The final section of the book addresses the special place that Africa has played in the life and thought of Andrew Walls and in Christian history. The subtitle of Gillian Bediako’s essay seems particularly appropriate: ‘Andrew F. Walls in Africa, Africa in Andrew F. Walls’.
The book is completed by an extensive bibliography of works by Walls. This will be very valuable as Walls’s work increasingly becomes the focus of scholarly research. Bediako writes (217-18),
If we wish to understand why Andrew Walls is so much loved and respected by African Christians, and non-Western Christians generally, part of the answer lies here–that Africa changed him, and that he has been ever ready to acknowledge it with gratitude.
I would commend this collection of essays to readers who wish both to gain a flavour of current thinking on ‘World Christianity’ and to be introduced to the work of Andrew Walls. It is a fitting tribute to both the distinguished scholar and the Christian preacher of the gospel. Of course, readers who learn about Walls from these essays should also read Walls’s own writings for themselves.
The impact of Andrew Walls on the academic study of missiology and World Christianity is immense. This can be seen in ways beyond the citations of his published works. Perhaps the most significant legacy Walls has left in addition to his writings is the Centre for the Study of World Christianity, in New College, the University of Edinburgh. Walls’s impact has also been noted by other institutions. Liverpool Hope University established the Andrew Walls Centre for the Study of Asian and African Christianity. Likewise, the Overseas Ministries Study Centre in the USA, with which Walls has had strong connections, has dedicated the ‘Andrew F. Walls Conference Room’.
Some excellent news for those who have appreciated Walls’s writings over many years is that a further collection of his writings, Crossing Cultural Frontiers, is due to appear shortly, published once again by Orbis.

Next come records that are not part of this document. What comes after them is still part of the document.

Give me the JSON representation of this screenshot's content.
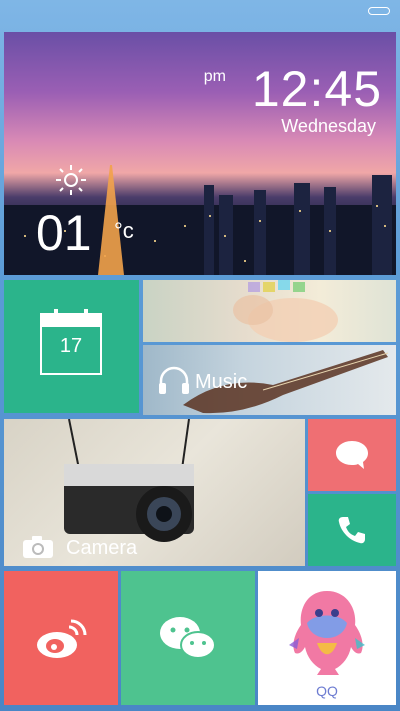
{
  "weather": {
    "period": "pm",
    "time": "12:45",
    "day": "Wednesday",
    "temperature": "01",
    "unit": "°c",
    "icon": "sun-icon"
  },
  "calendar": {
    "date": "17",
    "icon": "calendar-icon"
  },
  "music": {
    "label": "Music",
    "icon": "headphones-icon"
  },
  "camera": {
    "label": "Camera",
    "icon": "camera-icon"
  },
  "messages": {
    "icon": "chat-bubble-icon"
  },
  "phone": {
    "icon": "phone-icon"
  },
  "weibo": {
    "icon": "weibo-icon"
  },
  "wechat": {
    "icon": "wechat-icon"
  },
  "qq": {
    "label": "QQ",
    "icon": "qq-penguin-icon"
  },
  "colors": {
    "green": "#2bb48b",
    "red": "#ef6f73",
    "weibo_red": "#f1625f",
    "wechat_green": "#4ec38f"
  }
}
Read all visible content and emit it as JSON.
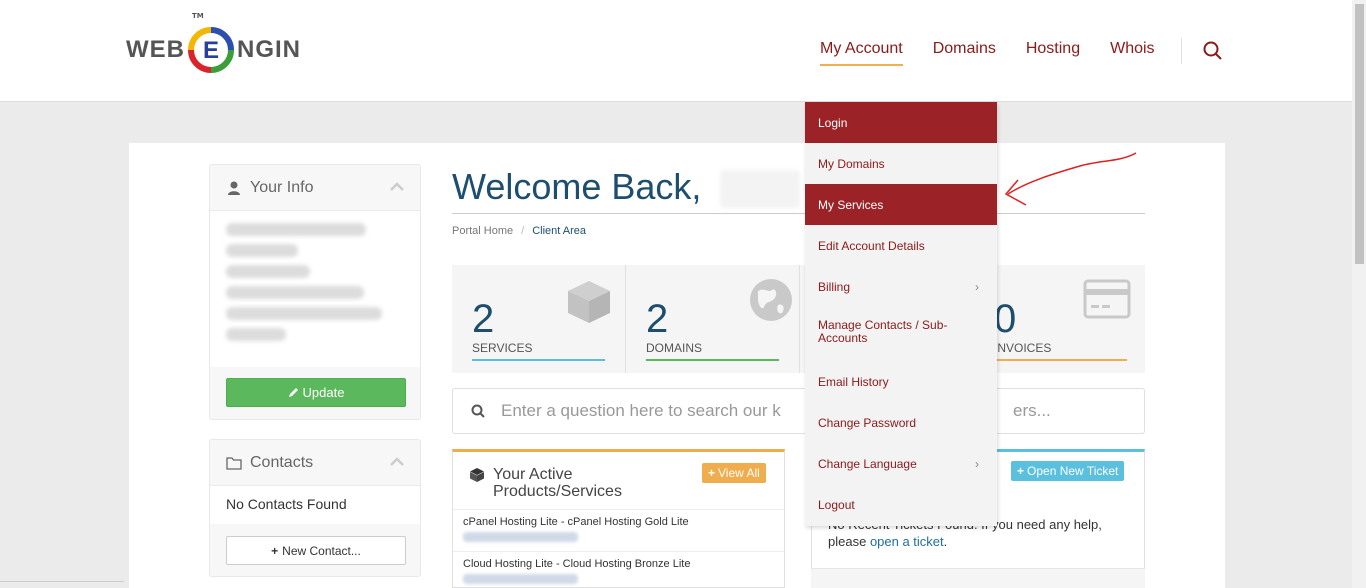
{
  "logo": {
    "part1": "WEB",
    "part2": "NGIN",
    "tm": "TM"
  },
  "nav": {
    "items": [
      "My Account",
      "Domains",
      "Hosting",
      "Whois"
    ]
  },
  "sidebar": {
    "your_info": {
      "title": "Your Info",
      "update_label": "Update"
    },
    "contacts": {
      "title": "Contacts",
      "empty": "No Contacts Found",
      "new_label": "New Contact..."
    }
  },
  "welcome": {
    "title": "Welcome Back,"
  },
  "breadcrumb": {
    "home": "Portal Home",
    "current": "Client Area"
  },
  "stats": [
    {
      "value": "2",
      "label": "SERVICES",
      "color": "#5bc0de"
    },
    {
      "value": "2",
      "label": "DOMAINS",
      "color": "#5cb85c"
    },
    {
      "value": "0",
      "label": "INVOICES",
      "color": "#f0ad4e"
    }
  ],
  "kb_search": {
    "placeholder": "Enter a question here to search our k",
    "placeholder_end": "ers..."
  },
  "active_services": {
    "title_line1": "Your Active",
    "title_line2": "Products/Services",
    "view_all": "View All",
    "rows": [
      {
        "name": "cPanel Hosting Lite - cPanel Hosting Gold Lite"
      },
      {
        "name": "Cloud Hosting Lite - Cloud Hosting Bronze Lite"
      }
    ]
  },
  "tickets": {
    "open_new": "Open New Ticket",
    "text_pre": "No Recent Tickets Found. If you need any help, please",
    "link": "open a ticket",
    "text_post": "."
  },
  "dropdown": {
    "items": [
      {
        "label": "Login"
      },
      {
        "label": "My Domains"
      },
      {
        "label": "My Services"
      },
      {
        "label": "Edit Account Details"
      },
      {
        "label": "Billing",
        "arrow": "›"
      },
      {
        "label": "Manage Contacts / Sub-Accounts"
      },
      {
        "label": "Email History"
      },
      {
        "label": "Change Password"
      },
      {
        "label": "Change Language",
        "arrow": "›"
      },
      {
        "label": "Logout"
      }
    ]
  },
  "colors": {
    "brand": "#9b2226",
    "accent_blue": "#1e4e6e",
    "green": "#5cb85c",
    "orange": "#f0ad4e",
    "info": "#5bc0de"
  }
}
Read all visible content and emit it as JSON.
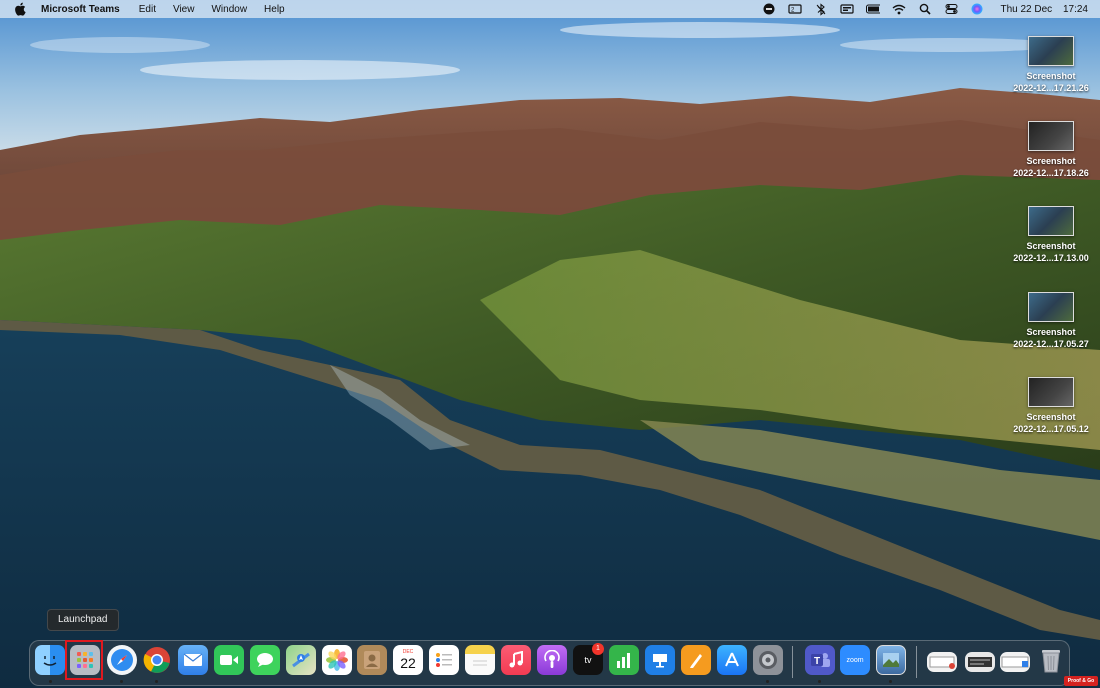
{
  "menubar": {
    "app_name": "Microsoft Teams",
    "menus": [
      "Edit",
      "View",
      "Window",
      "Help"
    ],
    "status_icons": [
      "screen-record-icon",
      "display-icon",
      "bluetooth-off-icon",
      "keyboard-input-icon",
      "battery-icon",
      "wifi-icon",
      "spotlight-search-icon",
      "control-center-icon",
      "siri-icon"
    ],
    "date": "Thu 22 Dec",
    "time": "17:24"
  },
  "desktop": {
    "files": [
      {
        "name": "Screenshot",
        "sub": "2022-12...17.21.26"
      },
      {
        "name": "Screenshot",
        "sub": "2022-12...17.18.26"
      },
      {
        "name": "Screenshot",
        "sub": "2022-12...17.13.00"
      },
      {
        "name": "Screenshot",
        "sub": "2022-12...17.05.27"
      },
      {
        "name": "Screenshot",
        "sub": "2022-12...17.05.12"
      }
    ]
  },
  "tooltip": {
    "label": "Launchpad"
  },
  "dock": {
    "apps": [
      {
        "name": "Finder",
        "icon": "finder-icon",
        "color": "#3ea2f5",
        "running": true
      },
      {
        "name": "Launchpad",
        "icon": "launchpad-icon",
        "color": "#8a8f98",
        "running": false
      },
      {
        "name": "Safari",
        "icon": "safari-icon",
        "color": "#2f8cf0",
        "running": true
      },
      {
        "name": "Chrome",
        "icon": "chrome-icon",
        "color": "#ffffff",
        "running": true
      },
      {
        "name": "Mail",
        "icon": "mail-icon",
        "color": "#3f8ef2",
        "running": false
      },
      {
        "name": "FaceTime",
        "icon": "facetime-icon",
        "color": "#31c759",
        "running": false
      },
      {
        "name": "Messages",
        "icon": "messages-icon",
        "color": "#3ed35c",
        "running": false
      },
      {
        "name": "Maps",
        "icon": "maps-icon",
        "color": "#6cc36a",
        "running": false
      },
      {
        "name": "Photos",
        "icon": "photos-icon",
        "color": "#ffffff",
        "running": false
      },
      {
        "name": "Contacts",
        "icon": "contacts-icon",
        "color": "#b08a5a",
        "running": false
      },
      {
        "name": "Calendar",
        "icon": "calendar-icon",
        "color": "#ffffff",
        "running": false,
        "month": "DEC",
        "day": "22"
      },
      {
        "name": "Reminders",
        "icon": "reminders-icon",
        "color": "#ffffff",
        "running": false
      },
      {
        "name": "Notes",
        "icon": "notes-icon",
        "color": "#f6d24c",
        "running": false
      },
      {
        "name": "Music",
        "icon": "music-icon",
        "color": "#f53d53",
        "running": false
      },
      {
        "name": "Podcasts",
        "icon": "podcasts-icon",
        "color": "#a24de0",
        "running": false
      },
      {
        "name": "TV",
        "icon": "tv-icon",
        "color": "#111111",
        "running": false,
        "label": "tv"
      },
      {
        "name": "Numbers",
        "icon": "numbers-icon",
        "color": "#34b54a",
        "running": false
      },
      {
        "name": "Keynote",
        "icon": "keynote-icon",
        "color": "#1f7fe6",
        "running": false
      },
      {
        "name": "Pages",
        "icon": "pages-icon",
        "color": "#f59b1f",
        "running": false
      },
      {
        "name": "App Store",
        "icon": "app-store-icon",
        "color": "#1a8cf5",
        "running": false
      },
      {
        "name": "System Preferences",
        "icon": "system-preferences-icon",
        "color": "#8e9299",
        "running": true
      },
      {
        "name": "Microsoft Teams",
        "icon": "teams-icon",
        "color": "#5059c9",
        "running": true
      },
      {
        "name": "Zoom",
        "icon": "zoom-icon",
        "color": "#2d8cff",
        "running": false,
        "label": "zoom"
      },
      {
        "name": "Preview",
        "icon": "preview-icon",
        "color": "#4a7db0",
        "running": true
      }
    ],
    "badge": "1",
    "stack_items": [
      "screenshot-stack-icon",
      "screenshot-stack-icon",
      "screenshot-stack-icon",
      "screenshot-stack-icon"
    ],
    "trash": {
      "icon": "trash-icon"
    }
  },
  "watermark": {
    "label": "Proof & Go"
  }
}
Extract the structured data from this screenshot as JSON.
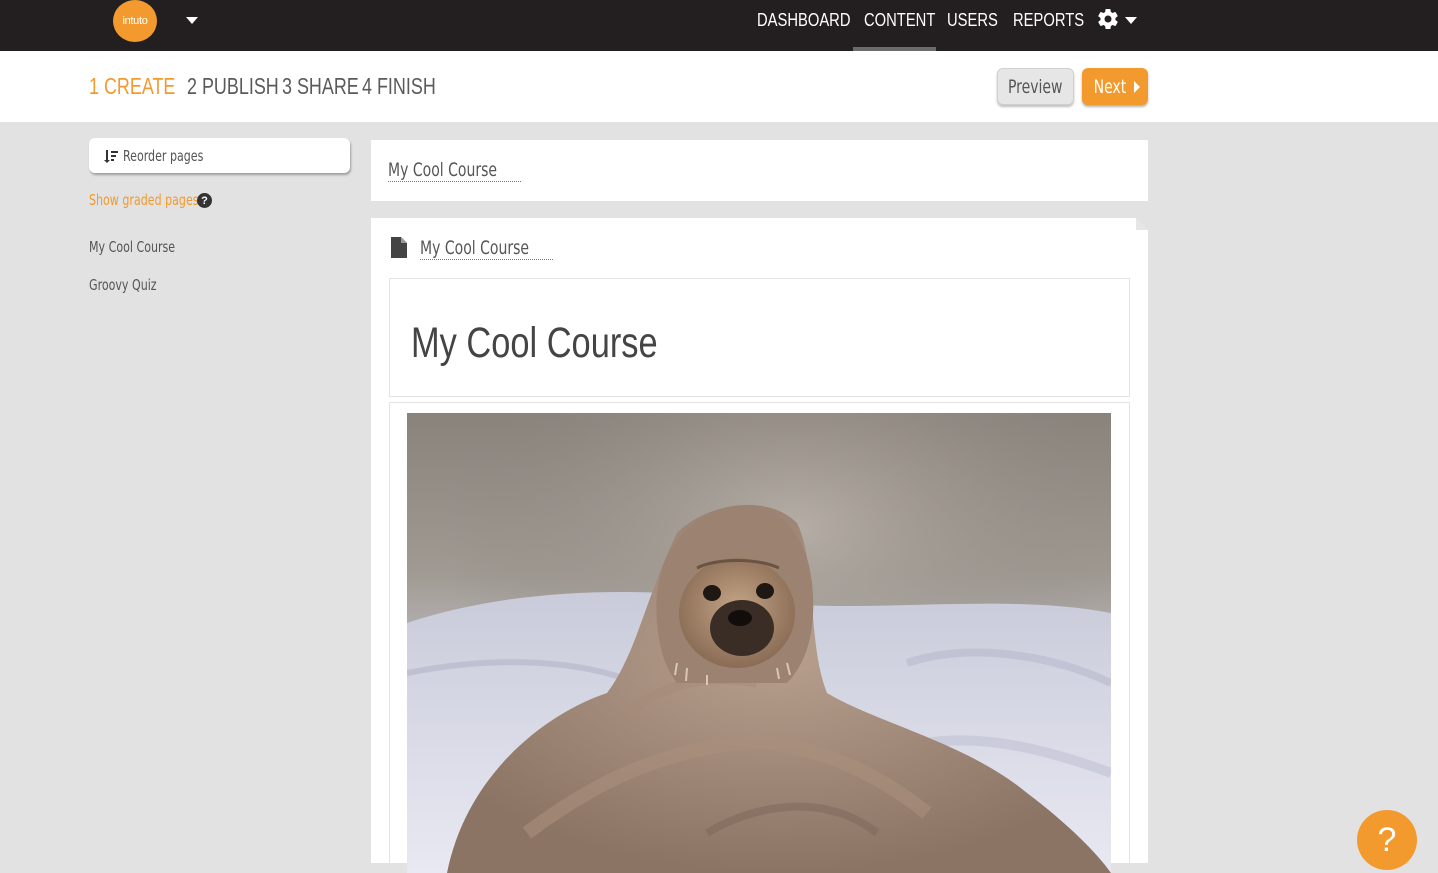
{
  "brand": {
    "logo_text": "intuto",
    "accent": "#f39a2e"
  },
  "nav": {
    "items": [
      "DASHBOARD",
      "CONTENT",
      "USERS",
      "REPORTS"
    ],
    "active": "CONTENT",
    "settings_icon": "gear-icon"
  },
  "steps": {
    "items": [
      {
        "num": "1",
        "label": "CREATE",
        "active": true
      },
      {
        "num": "2",
        "label": "PUBLISH",
        "active": false
      },
      {
        "num": "3",
        "label": "SHARE",
        "active": false
      },
      {
        "num": "4",
        "label": "FINISH",
        "active": false
      }
    ],
    "preview_label": "Preview",
    "next_label": "Next"
  },
  "sidebar": {
    "reorder_label": "Reorder pages",
    "graded_label": "Show graded pages",
    "help_glyph": "?",
    "pages": [
      "My Cool Course",
      "Groovy Quiz"
    ]
  },
  "main": {
    "course_title": "My Cool Course",
    "page_title": "My Cool Course",
    "heading": "My Cool Course",
    "image_subject": "pug wrapped in blanket"
  },
  "help_fab": "?"
}
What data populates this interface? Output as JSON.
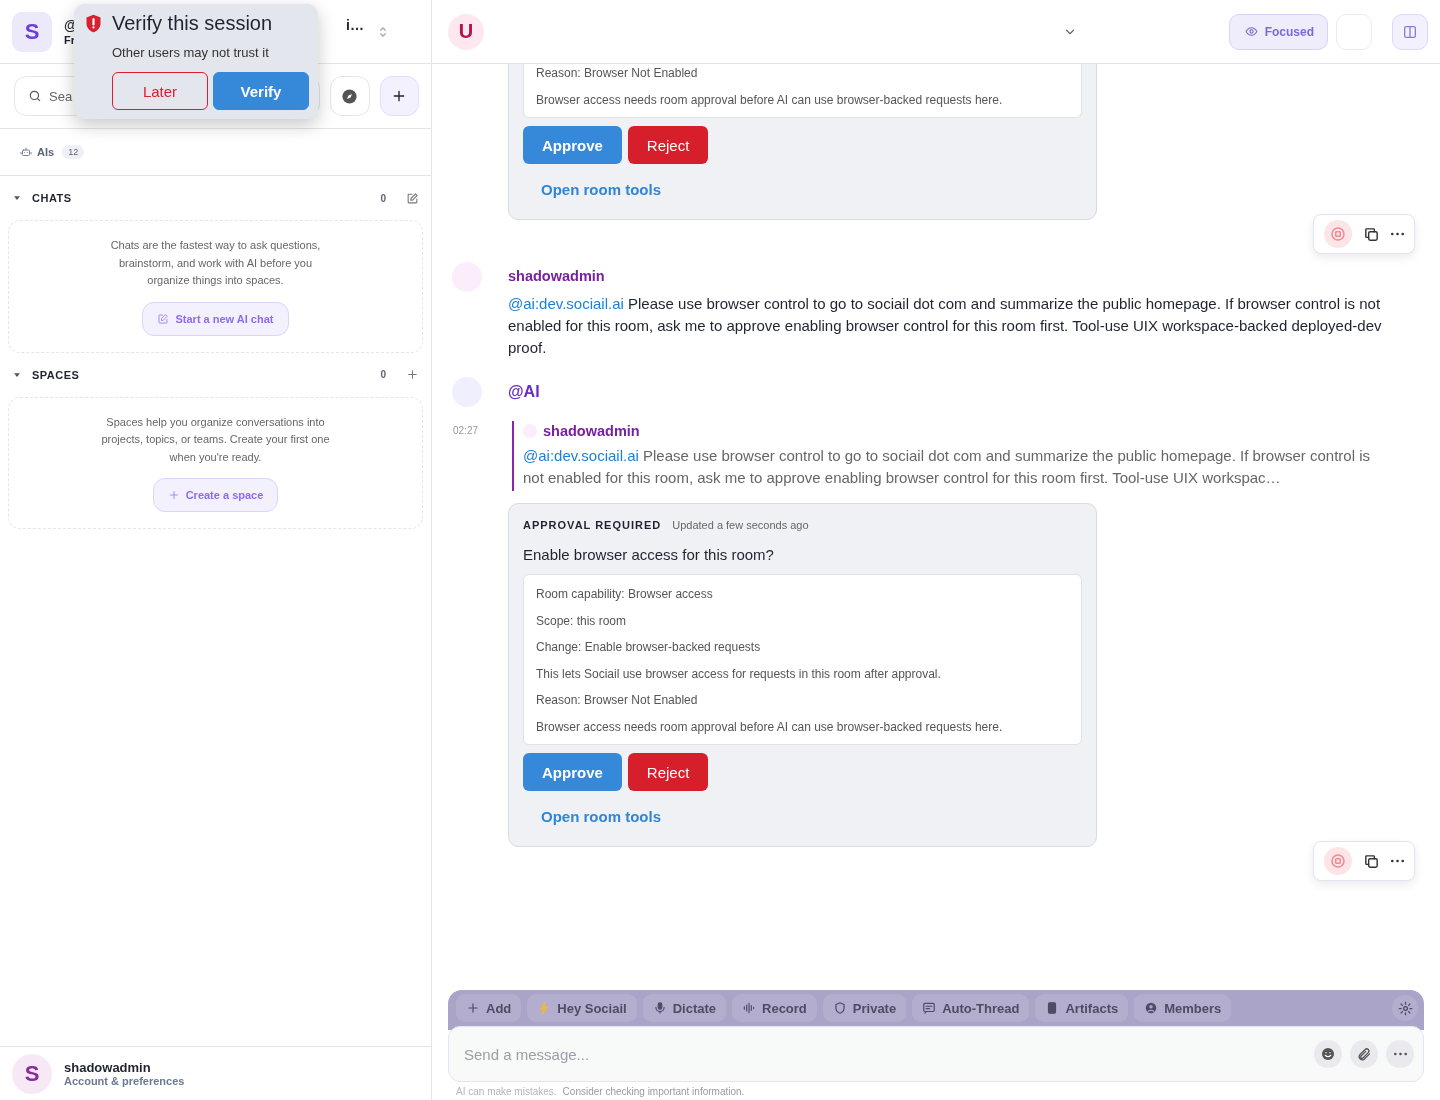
{
  "sidebar": {
    "avatar": "S",
    "header_title_start": "@",
    "header_title_end": "i…",
    "header_subtitle": "Fr",
    "search": {
      "placeholder": "Sea"
    },
    "ais": {
      "label": "AIs",
      "count": "12"
    },
    "sections": [
      {
        "title": "CHATS",
        "count": "0",
        "expanded": true,
        "empty_text": "Chats are the fastest way to ask questions, brainstorm, and work with AI before you organize things into spaces.",
        "button": "Start a new AI chat"
      },
      {
        "title": "SPACES",
        "count": "0",
        "expanded": true,
        "empty_text": "Spaces help you organize conversations into projects, topics, or teams. Create your first one when you're ready.",
        "button": "Create a space"
      }
    ],
    "user": {
      "avatar": "S",
      "name": "shadowadmin",
      "subtitle": "Account & preferences"
    }
  },
  "popup": {
    "title": "Verify this session",
    "text": "Other users may not trust it",
    "buttons": [
      {
        "label": "Later",
        "kind": "secondary"
      },
      {
        "label": "Verify",
        "kind": "primary"
      }
    ]
  },
  "chat": {
    "avatar": "U",
    "focus_button": "Focused",
    "messages": [
      {
        "kind": "approval",
        "details": [
          "Reason: Browser Not Enabled",
          "Browser access needs room approval before AI can use browser-backed requests here."
        ],
        "approve": "Approve",
        "reject": "Reject",
        "link": "Open room tools"
      },
      {
        "kind": "message",
        "author": "shadowadmin",
        "mention": "@ai:dev.sociail.ai",
        "text": " Please use browser control to go to sociail dot com and summarize the public homepage. If browser control is not enabled for this room, ask me to approve enabling browser control for this room first. Tool-use UIX workspace-backed deployed-dev proof."
      },
      {
        "kind": "header",
        "author": "@AI"
      },
      {
        "kind": "quote",
        "time": "02:27",
        "author": "shadowadmin",
        "mention": "@ai:dev.sociail.ai",
        "text": " Please use browser control to go to sociail dot com and summarize the public homepage. If browser control is not enabled for this room, ask me to approve enabling browser control for this room first. Tool-use UIX workspac…"
      },
      {
        "kind": "approval",
        "label": "APPROVAL REQUIRED",
        "updated": "Updated a few seconds ago",
        "question": "Enable browser access for this room?",
        "details": [
          "Room capability: Browser access",
          "Scope: this room",
          "Change: Enable browser-backed requests",
          "This lets Sociail use browser access for requests in this room after approval.",
          "Reason: Browser Not Enabled",
          "Browser access needs room approval before AI can use browser-backed requests here."
        ],
        "approve": "Approve",
        "reject": "Reject",
        "link": "Open room tools"
      }
    ],
    "composer": {
      "chips": [
        {
          "label": "Add"
        },
        {
          "label": "Hey Sociail"
        },
        {
          "label": "Dictate"
        },
        {
          "label": "Record"
        },
        {
          "label": "Private"
        },
        {
          "label": "Auto-Thread"
        },
        {
          "label": "Artifacts"
        },
        {
          "label": "Members"
        }
      ],
      "placeholder": "Send a message...",
      "disclaimer": [
        "AI can make mistakes.",
        "Consider checking important information."
      ]
    }
  }
}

You can watch a short interview with Walls on World Christianity here, and a recent lecture given by Walls (on 26 September 2017) here.
Related posts on this blog:
Global Theology – Lectures by Escobar, Sanneh, Walls and others
Listening to the Global Church